Nevertheless I started with the introduction of No Alphabet in Sight edited by Susie Tharu and K Satyanarayana. We read about importance of 1990s and how Dalit came to be a political category. At the same time, I discussed with him how caste was reconfiguring campus politics and I spoke to him about Dalit, Adivasi, Bahujan and minority student politics on university campuses. It was fun and fascinating to do that. I then brought out Nicholas Dirks’ Castes of Mind and we read the chapter on how colonialism and the census reports went into forming what we see and think to be caste today. I talked about how the categories of SC, ST and OBC were too narrow to capture the innumerable caste groups. The readings by Dirks and Tharu and Satyanarayana went down fine with the student. It was a real joy teaching them.

We also spoke about the idea of castelessness and I told him that not talking about caste or assuming a position beyond caste, like Amitabh Bachchan, was dangerous. It stood to obliterate different caste identities, their cultures, and ways of life. It stood to make hegemonic upper caste ways of life.

Then I brought out the googly text: Kancha Ilaiah’s polemical Why I am not Hindu. We read the portions where Kancha Ilaiah talks about how education, textbooks and the languages in that are alienating to Dalits and how this questions the notion of merit. This too was fine. What upset my student the most were the portions on the Hindu Gods and Goddesses as opposed to the Dalit Gods. He found that unacceptable.

His discomfort was understandable. It was something he had never imagined- something that shook his beliefs to the core. We read a few more things after that and wrapped up the project.

On the day of the presentation, in a room full of people, he spoke of his project. At one point he came to the controversy of reservations. He asked the audience: who believes in reservations? Only 3 or 4 hands, (including mine and another student of mine and a couple of others) went up. I shouldn’t have been surprised. But I was aghast. I was in a room full of people, students and teachers whom I respected, who were blatantly anti-reservation. What surprised me more was that after all those months of readings, the student’s stand on reservations hadn’t changed. Somewhere I felt I had failed in getting across some important ideas.

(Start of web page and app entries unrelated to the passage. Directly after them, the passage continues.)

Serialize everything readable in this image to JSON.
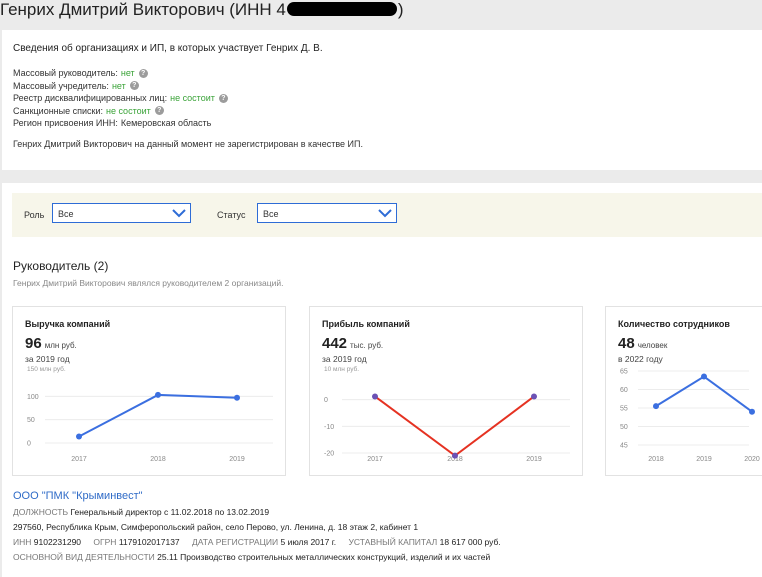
{
  "page": {
    "title_prefix": "Генрих Дмитрий Викторович (ИНН 4",
    "title_suffix": ")"
  },
  "info": {
    "heading": "Сведения об организациях и ИП, в которых участвует Генрих Д. В.",
    "rows": [
      {
        "label": "Массовый руководитель:",
        "value": "нет"
      },
      {
        "label": "Массовый учредитель:",
        "value": "нет"
      },
      {
        "label": "Реестр дисквалифицированных лиц:",
        "value": "не состоит"
      },
      {
        "label": "Санкционные списки:",
        "value": "не состоит"
      },
      {
        "label": "Регион присвоения ИНН:",
        "value": "Кемеровская область"
      }
    ],
    "note": "Генрих Дмитрий Викторович на данный момент не зарегистрирован в качестве ИП."
  },
  "filters": {
    "role_label": "Роль",
    "role_value": "Все",
    "status_label": "Статус",
    "status_value": "Все"
  },
  "section": {
    "title": "Руководитель (2)",
    "subtitle": "Генрих Дмитрий Викторович являлся руководителем 2 организаций."
  },
  "cards": [
    {
      "title": "Выручка компаний",
      "value": "96",
      "unit": "млн руб.",
      "period": "за 2019 год"
    },
    {
      "title": "Прибыль компаний",
      "value": "442",
      "unit": "тыс. руб.",
      "period": "за 2019 год"
    },
    {
      "title": "Количество сотрудников",
      "value": "48",
      "unit": "человек",
      "period": "в 2022 году"
    }
  ],
  "chart_data": [
    {
      "type": "line",
      "unit_label": "150 млн руб.",
      "x": [
        "2017",
        "2018",
        "2019"
      ],
      "y_ticks": [
        "100",
        "50",
        "0"
      ],
      "ylim": [
        0,
        150
      ],
      "series": [
        {
          "values": [
            14,
            103,
            97
          ],
          "color": "#3b6fe0"
        }
      ]
    },
    {
      "type": "line",
      "unit_label": "10 млн руб.",
      "x": [
        "2017",
        "2018",
        "2019"
      ],
      "y_ticks": [
        "0",
        "-10",
        "-20"
      ],
      "ylim": [
        -20,
        10
      ],
      "series": [
        {
          "values": [
            1.2,
            -21,
            1.2
          ],
          "color": "#e53222"
        }
      ]
    },
    {
      "type": "line",
      "x": [
        "2018",
        "2019",
        "2020"
      ],
      "y_ticks": [
        "65",
        "60",
        "55",
        "50",
        "45"
      ],
      "ylim": [
        45,
        65
      ],
      "series": [
        {
          "values": [
            55.5,
            63.5,
            54
          ],
          "color": "#3b6fe0"
        }
      ]
    }
  ],
  "company": {
    "name": "ООО \"ПМК \"Крыминвест\"",
    "position_label": "ДОЛЖНОСТЬ",
    "position_value": "Генеральный директор",
    "position_dates": "с 11.02.2018 по 13.02.2019",
    "address": "297560, Республика Крым, Симферопольский район, село Перово, ул. Ленина, д. 18 этаж 2, кабинет 1",
    "inn_label": "ИНН",
    "inn_value": "9102231290",
    "ogrn_label": "ОГРН",
    "ogrn_value": "1179102017137",
    "reg_label": "ДАТА РЕГИСТРАЦИИ",
    "reg_value": "5 июля 2017 г.",
    "capital_label": "УСТАВНЫЙ КАПИТАЛ",
    "capital_value": "18 617 000 руб.",
    "activity_label": "ОСНОВНОЙ ВИД ДЕЯТЕЛЬНОСТИ",
    "activity_value": "25.11 Производство строительных металлических конструкций, изделий и их частей"
  }
}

But then when I reflected on it later, I realised, that the student’s stand was not surprising. In a social space where everyone around him was upper caste and where there was a general hatred to reservations and a non-engagement with pro-Dalit or even pro-minority issues, I could not expect one student to stand up in a room full of peers and take a different stand or to even change his mind in 4 months. It reminded me of my own times there, especially when in 2006, the OBC reservations were implemented, how we all agreed that it was wrong, and how it took me years of university education to change that opinion. It reminded me of conversations with fellow students who were miffed on how hard it was to get seats in postgraduate programs and on the problem of reservation: all of them were invariably upper caste. I also realised that in such a situation, the middle class upper caste resolution to the situation of reservations seemed a higher education abroad.

Teaching about caste in an upper caste space, it was clear that the two ideas which upset the status quo most were reservations in higher education and the questioning of the Hindu Gods. Every other argument seemed alright and well taken, save these two- which were deeply personal and political to the student. More importantly I realised the need to teach and talk about caste in middle class and upper caste spaces more than ever. I realised the difficulties of doing it and the lack of a pedagogy for doing it as well as the difficulty of getting across complex ideas to a younger audience.



Ketaki Chowkhani is a PhD student at the Advanced Center for Women’s Studies, Tata Institute of Social Sciences, Mumbai.

Cartoon by Unnamati Syama Sundar.